• [Brief]
Go through the data below and count every line that has the word "icon". Return only the count.

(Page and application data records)
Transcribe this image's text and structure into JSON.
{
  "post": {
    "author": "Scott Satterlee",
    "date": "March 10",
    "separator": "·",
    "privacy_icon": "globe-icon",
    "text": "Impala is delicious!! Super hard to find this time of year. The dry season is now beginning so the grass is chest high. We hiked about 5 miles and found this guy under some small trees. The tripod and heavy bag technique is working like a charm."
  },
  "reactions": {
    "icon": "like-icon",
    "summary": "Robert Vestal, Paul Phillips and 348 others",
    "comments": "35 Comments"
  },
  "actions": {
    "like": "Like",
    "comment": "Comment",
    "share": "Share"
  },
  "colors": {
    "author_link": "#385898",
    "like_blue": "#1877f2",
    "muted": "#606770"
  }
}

• [Result for this exercise]
2